§ Work item: If a line holds the word "content", copy it from the entries.

§ The data:
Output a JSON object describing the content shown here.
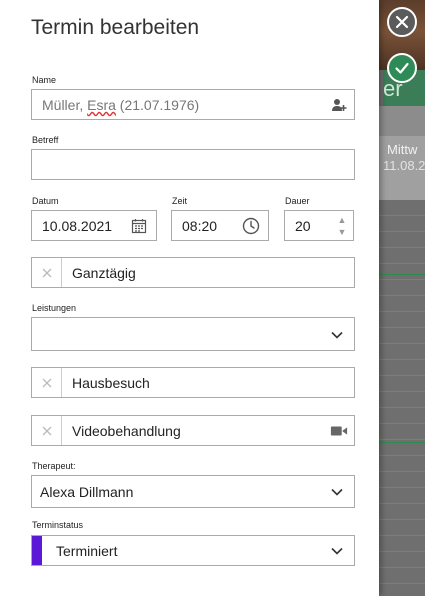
{
  "backdrop": {
    "green_text": "er",
    "day_name": "Mittw",
    "day_date": "11.08.2"
  },
  "form": {
    "title": "Termin bearbeiten",
    "name_label": "Name",
    "name_value_surname": "Müller, ",
    "name_value_firstname": "Esra",
    "name_value_birth": " (21.07.1976)",
    "subject_label": "Betreff",
    "subject_value": "",
    "date_label": "Datum",
    "date_value": "10.08.2021",
    "time_label": "Zeit",
    "time_value": "08:20",
    "duration_label": "Dauer",
    "duration_value": "20",
    "all_day_label": "Ganztägig",
    "services_label": "Leistungen",
    "services_value": "",
    "home_visit_label": "Hausbesuch",
    "video_label": "Videobehandlung",
    "therapist_label": "Therapeut:",
    "therapist_value": "Alexa Dillmann",
    "status_label": "Terminstatus",
    "status_value": "Terminiert",
    "status_color": "#5b19d7"
  },
  "icons": {
    "close": "close-icon",
    "save": "check-icon",
    "add_person": "add-person-icon",
    "calendar": "calendar-icon",
    "clock": "clock-icon",
    "chevron": "chevron-down-icon",
    "video": "video-camera-icon",
    "toggle_off": "x-icon"
  }
}
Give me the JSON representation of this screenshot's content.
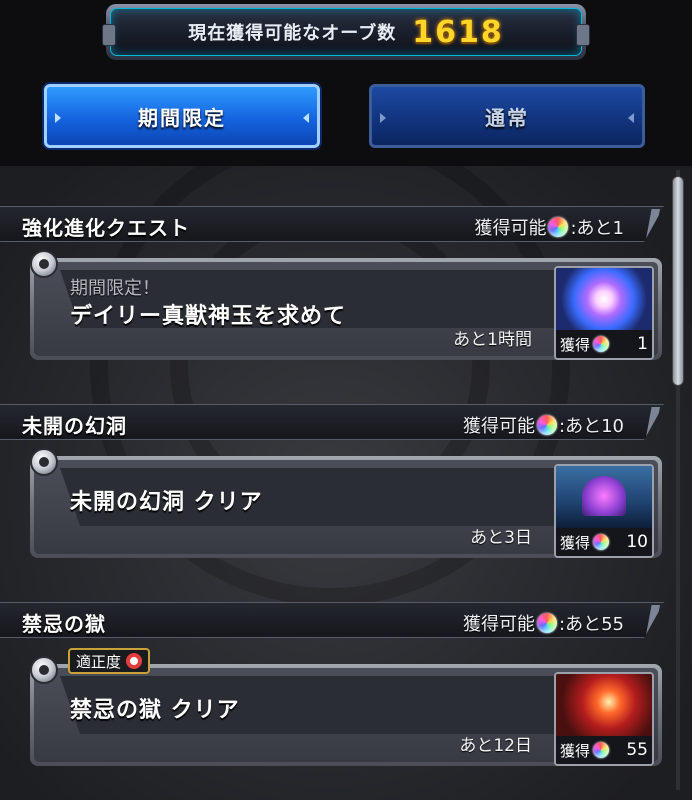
{
  "header": {
    "orb_label": "現在獲得可能なオーブ数",
    "orb_count": "1618",
    "tabs": [
      {
        "label": "期間限定",
        "active": true
      },
      {
        "label": "通常",
        "active": false
      }
    ]
  },
  "sections": [
    {
      "title": "強化進化クエスト",
      "available_label": "獲得可能",
      "remaining_label": ":あと1",
      "card": {
        "subtitle": "期間限定！",
        "title": "デイリー真獣神玉を求めて",
        "time_left": "あと1時間",
        "reward_label": "獲得",
        "reward_amount": "1",
        "art": "gold-tama-icon"
      }
    },
    {
      "title": "未開の幻洞",
      "available_label": "獲得可能",
      "remaining_label": ":あと10",
      "card": {
        "title": "未開の幻洞 クリア",
        "time_left": "あと3日",
        "reward_label": "獲得",
        "reward_amount": "10",
        "art": "shrine-icon"
      }
    },
    {
      "title": "禁忌の獄",
      "available_label": "獲得可能",
      "remaining_label": ":あと55",
      "card": {
        "badge": "適正度",
        "title": "禁忌の獄 クリア",
        "time_left": "あと12日",
        "reward_label": "獲得",
        "reward_amount": "55",
        "art": "hell-gate-icon"
      }
    }
  ],
  "colors": {
    "orb_count": "#ffd52a",
    "tab_active": "#1564e0",
    "tab_inactive": "#12357f"
  }
}
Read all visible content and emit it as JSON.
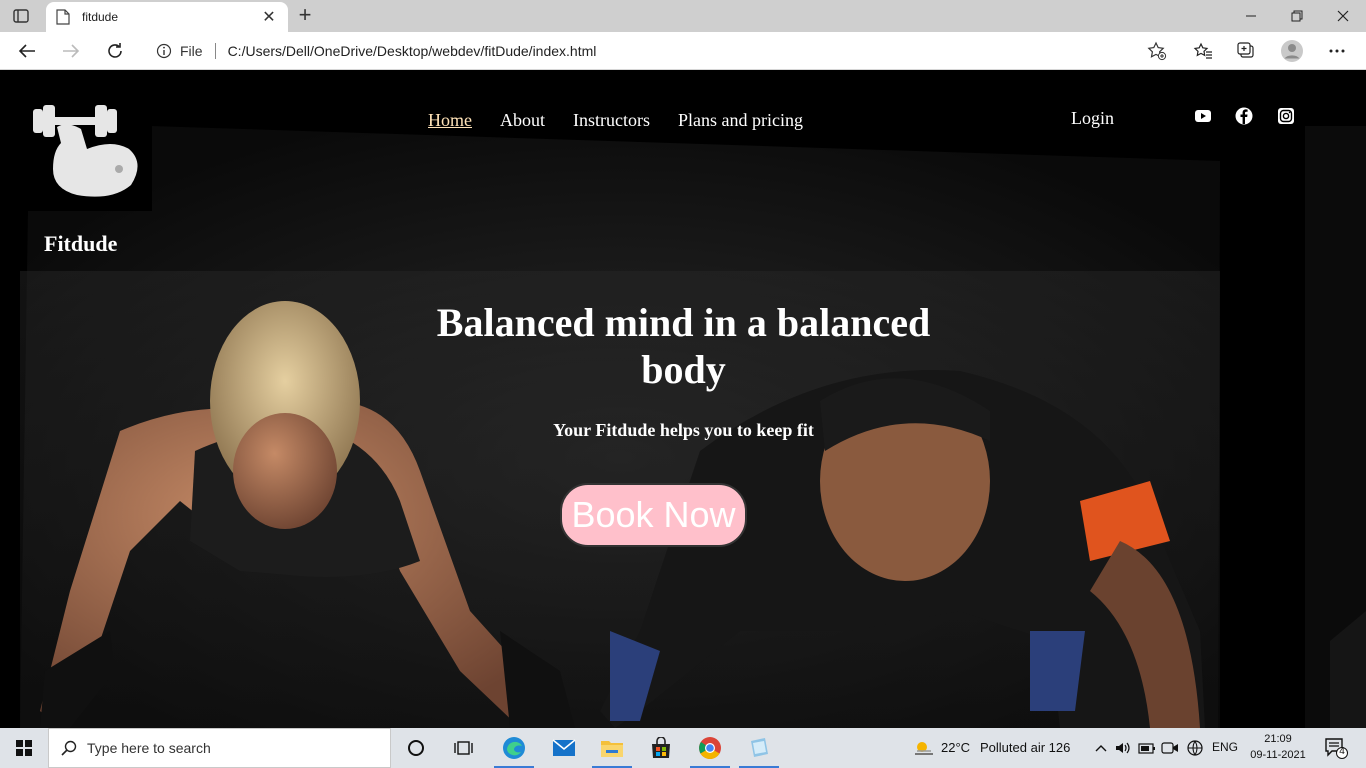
{
  "browser": {
    "tab_title": "fitdude",
    "protocol_label": "File",
    "url": "C:/Users/Dell/OneDrive/Desktop/webdev/fitDude/index.html"
  },
  "site": {
    "brand": "Fitdude",
    "nav": [
      "Home",
      "About",
      "Instructors",
      "Plans and pricing"
    ],
    "active_nav": "Home",
    "login": "Login",
    "social": [
      "youtube-icon",
      "facebook-icon",
      "instagram-icon"
    ]
  },
  "hero": {
    "title": "Balanced mind in a balanced body",
    "subtitle": "Your Fitdude helps you to keep fit",
    "cta": "Book Now",
    "cta_color": "#ffc0cb"
  },
  "taskbar": {
    "search_placeholder": "Type here to search",
    "weather_temp": "22°C",
    "weather_text": "Polluted air 126",
    "language": "ENG",
    "time": "21:09",
    "date": "09-11-2021",
    "notification_count": "4"
  }
}
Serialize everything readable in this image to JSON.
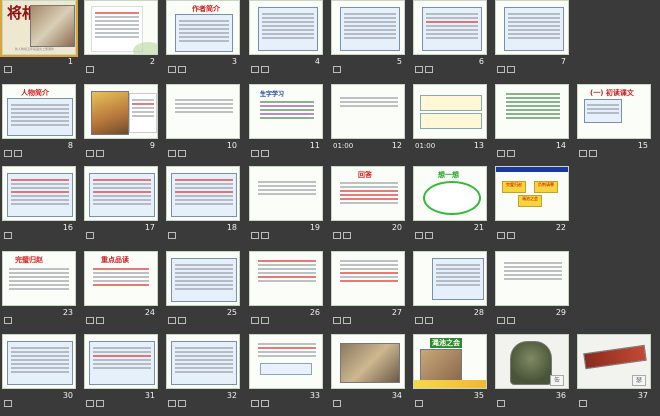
{
  "app": {
    "title": "将相和"
  },
  "slides": [
    {
      "n": "1",
      "kind": "cover",
      "title": "将相和",
      "caption": "新人教版五年级语文上册课件",
      "selected": true
    },
    {
      "n": "2",
      "kind": "text"
    },
    {
      "n": "3",
      "kind": "text",
      "heading": "作者简介"
    },
    {
      "n": "4",
      "kind": "text"
    },
    {
      "n": "5",
      "kind": "text"
    },
    {
      "n": "6",
      "kind": "text"
    },
    {
      "n": "7",
      "kind": "text"
    },
    {
      "n": "8",
      "kind": "text",
      "heading": "人物简介"
    },
    {
      "n": "9",
      "kind": "image"
    },
    {
      "n": "10",
      "kind": "text"
    },
    {
      "n": "11",
      "kind": "text",
      "heading": "生字学习"
    },
    {
      "n": "12",
      "kind": "text",
      "time": "01:00"
    },
    {
      "n": "13",
      "kind": "text",
      "time": "01:00"
    },
    {
      "n": "14",
      "kind": "text"
    },
    {
      "n": "15",
      "kind": "text",
      "heading": "(一) 初读课文"
    },
    {
      "n": "16",
      "kind": "text"
    },
    {
      "n": "17",
      "kind": "text"
    },
    {
      "n": "18",
      "kind": "text"
    },
    {
      "n": "19",
      "kind": "text"
    },
    {
      "n": "20",
      "kind": "text",
      "heading": "回答"
    },
    {
      "n": "21",
      "kind": "bubble",
      "heading": "想一想"
    },
    {
      "n": "22",
      "kind": "boxes",
      "labels": [
        "完璧归赵",
        "负荆请罪",
        "渑池之会"
      ]
    },
    {
      "n": "23",
      "kind": "text",
      "heading": "完璧归赵"
    },
    {
      "n": "24",
      "kind": "text",
      "heading": "重点品读"
    },
    {
      "n": "25",
      "kind": "text"
    },
    {
      "n": "26",
      "kind": "text"
    },
    {
      "n": "27",
      "kind": "text"
    },
    {
      "n": "28",
      "kind": "text"
    },
    {
      "n": "29",
      "kind": "text"
    },
    {
      "n": "30",
      "kind": "text"
    },
    {
      "n": "31",
      "kind": "text"
    },
    {
      "n": "32",
      "kind": "text"
    },
    {
      "n": "33",
      "kind": "text"
    },
    {
      "n": "34",
      "kind": "text"
    },
    {
      "n": "35",
      "kind": "text",
      "heading": "渑池之会"
    },
    {
      "n": "36",
      "kind": "image",
      "tag": "缶"
    },
    {
      "n": "37",
      "kind": "image",
      "tag": "瑟"
    }
  ],
  "icons": {
    "slide_transition": "transition-icon",
    "slide_animation": "animation-icon"
  }
}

§ Answer to this task:
Output a JSON object describing the content shown here.
Give me the JSON representation of this screenshot's content.
Read all visible content and emit it as JSON.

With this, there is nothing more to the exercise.